"""

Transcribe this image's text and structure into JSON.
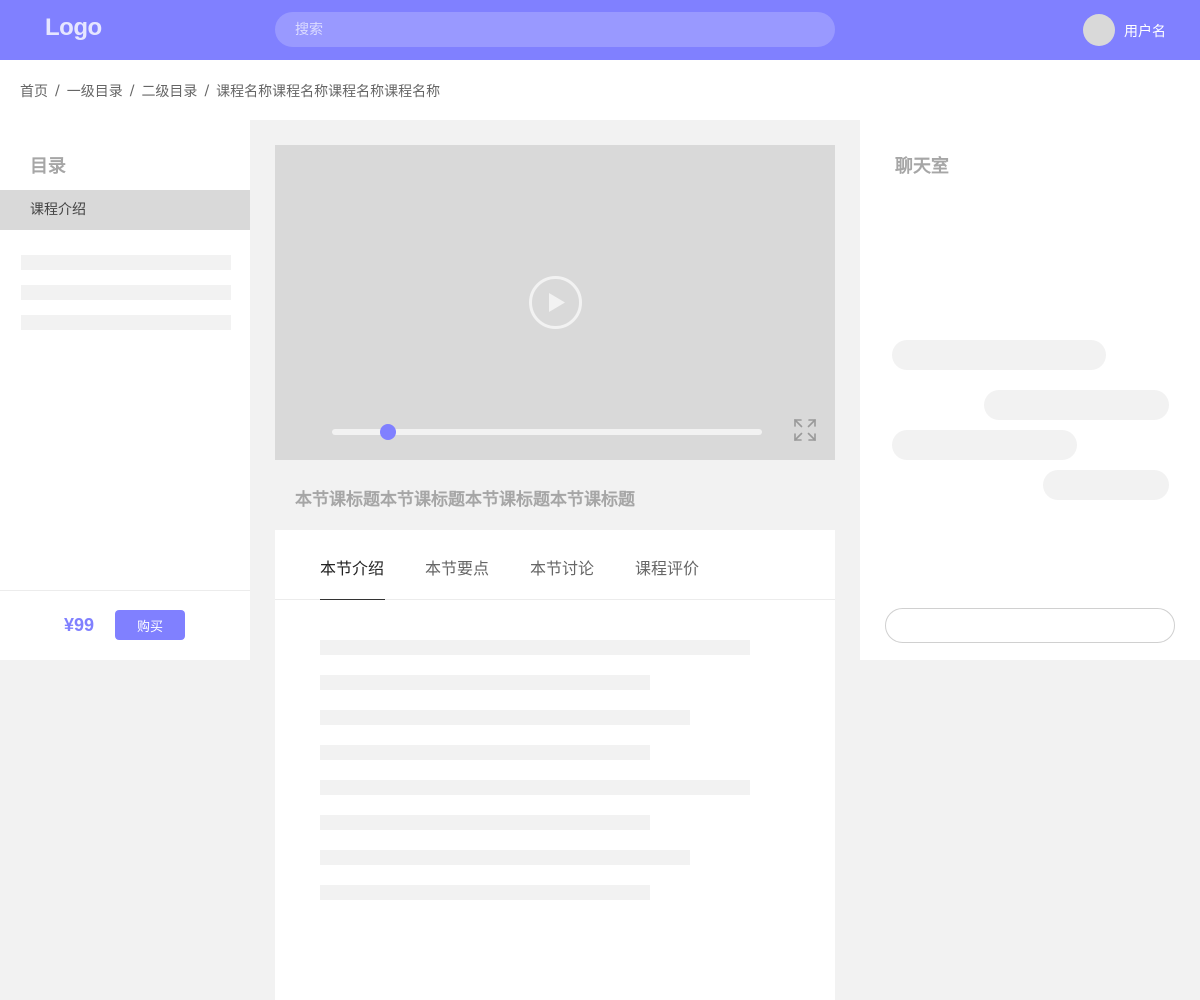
{
  "header": {
    "logo": "Logo",
    "search_placeholder": "搜索",
    "username": "用户名"
  },
  "breadcrumb": [
    "首页",
    "一级目录",
    "二级目录",
    "课程名称课程名称课程名称课程名称"
  ],
  "breadcrumb_separator": "/",
  "sidebar": {
    "title": "目录",
    "active_item": "课程介绍",
    "price": "¥99",
    "buy_label": "购买"
  },
  "video": {
    "progress": 0.13
  },
  "lesson": {
    "title": "本节课标题本节课标题本节课标题本节课标题"
  },
  "tabs": [
    "本节介绍",
    "本节要点",
    "本节讨论",
    "课程评价"
  ],
  "active_tab": 0,
  "chat": {
    "title": "聊天室"
  },
  "colors": {
    "brand": "#8080ff",
    "placeholder_block": "#f2f2f2",
    "video_bg": "#d9d9d9",
    "muted_title": "#a6a6a6"
  }
}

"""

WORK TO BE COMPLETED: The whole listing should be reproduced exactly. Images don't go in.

OUTPUT:
Transcribe this image's text and structure into JSON.
{
  "header": {
    "logo": "Logo",
    "search_placeholder": "搜索",
    "username": "用户名"
  },
  "breadcrumb": [
    "首页",
    "一级目录",
    "二级目录",
    "课程名称课程名称课程名称课程名称"
  ],
  "breadcrumb_separator": "/",
  "sidebar": {
    "title": "目录",
    "active_item": "课程介绍",
    "price": "¥99",
    "buy_label": "购买"
  },
  "video": {
    "progress": 0.13
  },
  "lesson": {
    "title": "本节课标题本节课标题本节课标题本节课标题"
  },
  "tabs": [
    "本节介绍",
    "本节要点",
    "本节讨论",
    "课程评价"
  ],
  "active_tab": 0,
  "chat": {
    "title": "聊天室"
  },
  "colors": {
    "brand": "#8080ff",
    "placeholder_block": "#f2f2f2",
    "video_bg": "#d9d9d9",
    "muted_title": "#a6a6a6"
  }
}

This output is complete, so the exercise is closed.